by Mitch Kokai
Senior Political Analyst, John Locke Foundation
A unanimous three-judge panel of the N.C. Court of Appeals has affirmed an administrative law judge’s ruling that FirstHealth Moore Regional Hospital did not need to get a new state certificate of need “to reallocate the ratio of inpatient and emergency services on a temporary basis to meet fluctuations in demand, where the hospital did not propose to increase or decrease its facility, equipment, or expenditures.” Cape Fear Valley Health System and Hoke Healthcare had challenged the state on the issue. The rival health care providers objected to FirstHealth’s use of available inpatient beds to take care of overflow from its Hoke County emergency department. The Court of Appeals rejected the argument.
We hold that, based on the record before us, a new certificate of need was not necessary because the hospital did not add a new institutional health service, change the scope of services previously approved in a certificate of need, or fail to materially comply with the existing certificate of need.
Meanwhile, a unanimous three-judge panel affirmed a ruling favoring the state in a dispute over a certificate of need for 10 new dialysis stations in Franklin County.

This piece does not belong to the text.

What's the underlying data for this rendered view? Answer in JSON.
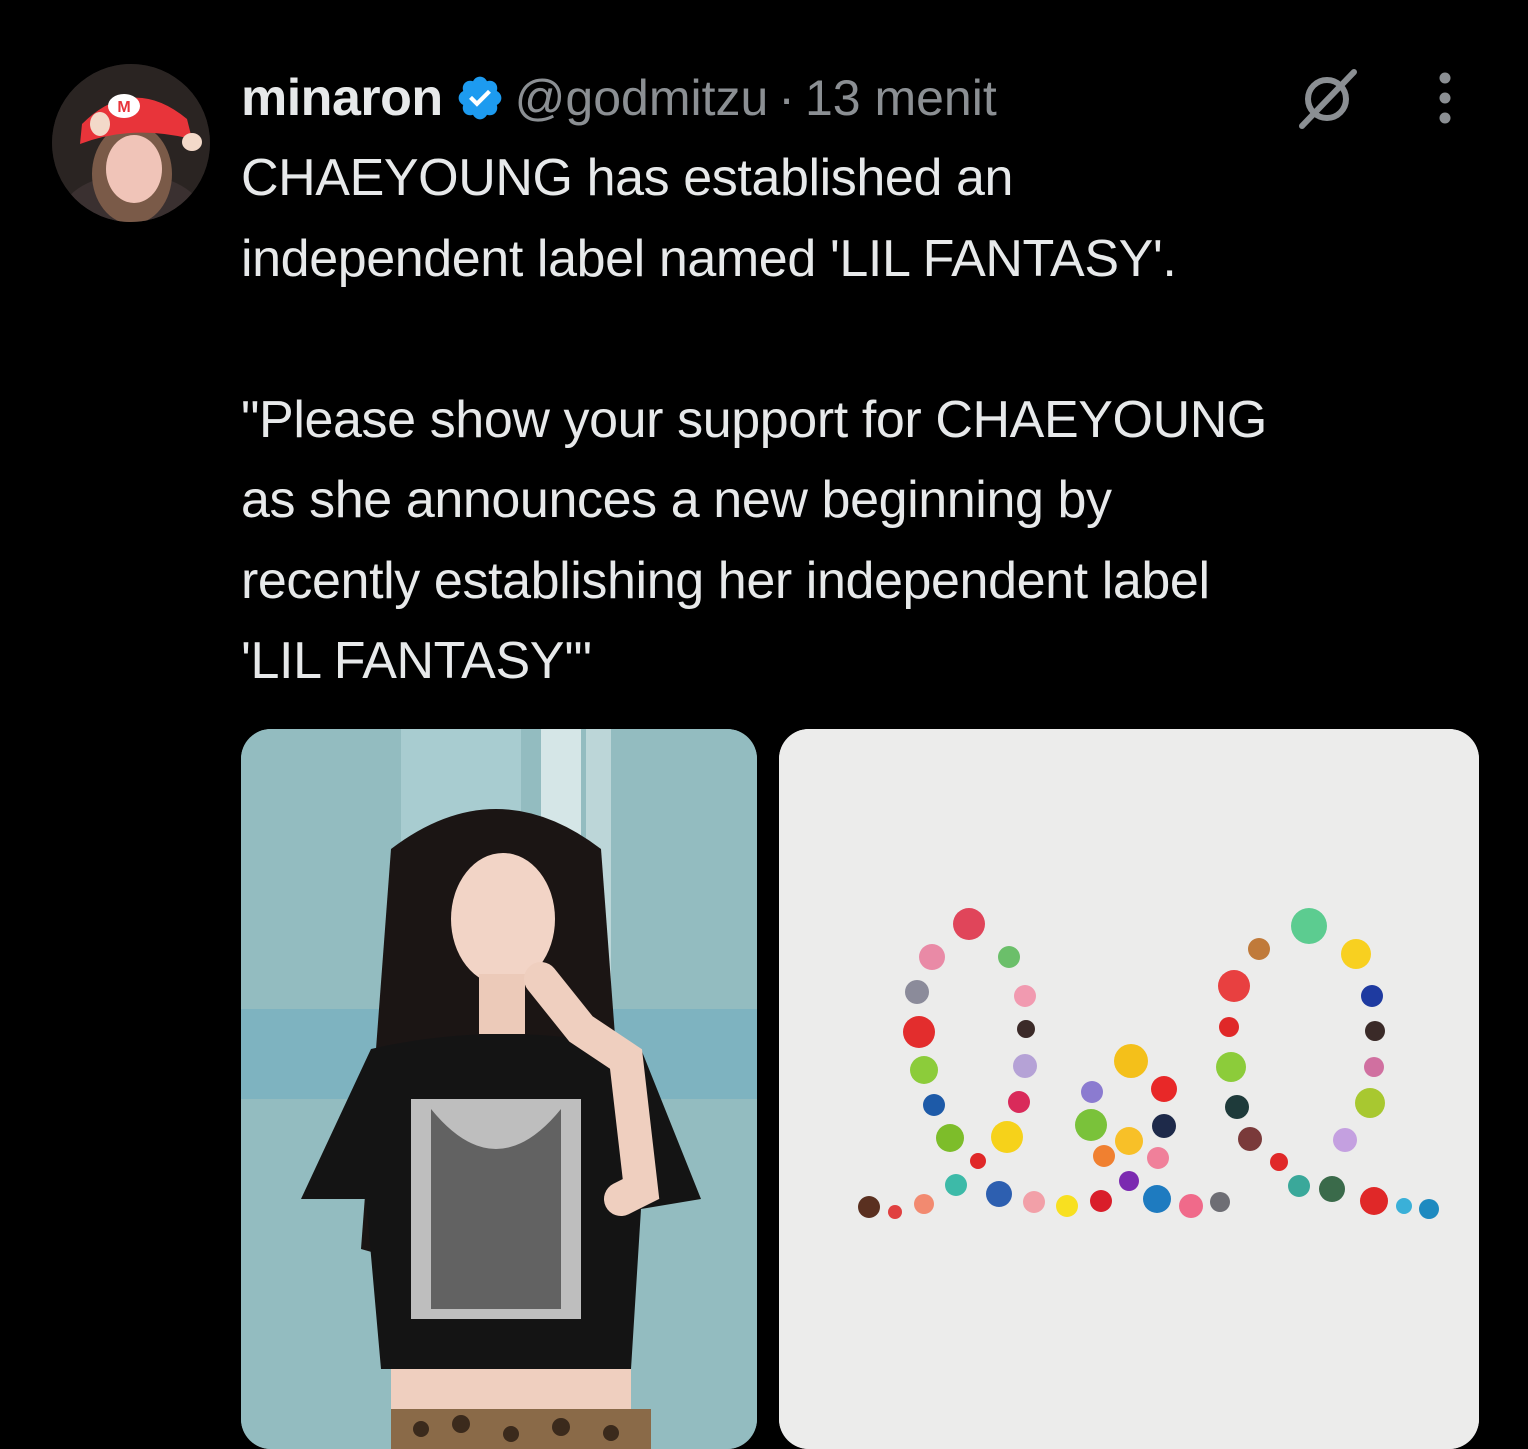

Two different health care providers had been competing for the CON. Total Renal Care of North Carolina had challenged the process state regulators used to judge the competing CON applications.
Among other Court of Appeals opinions released this morning: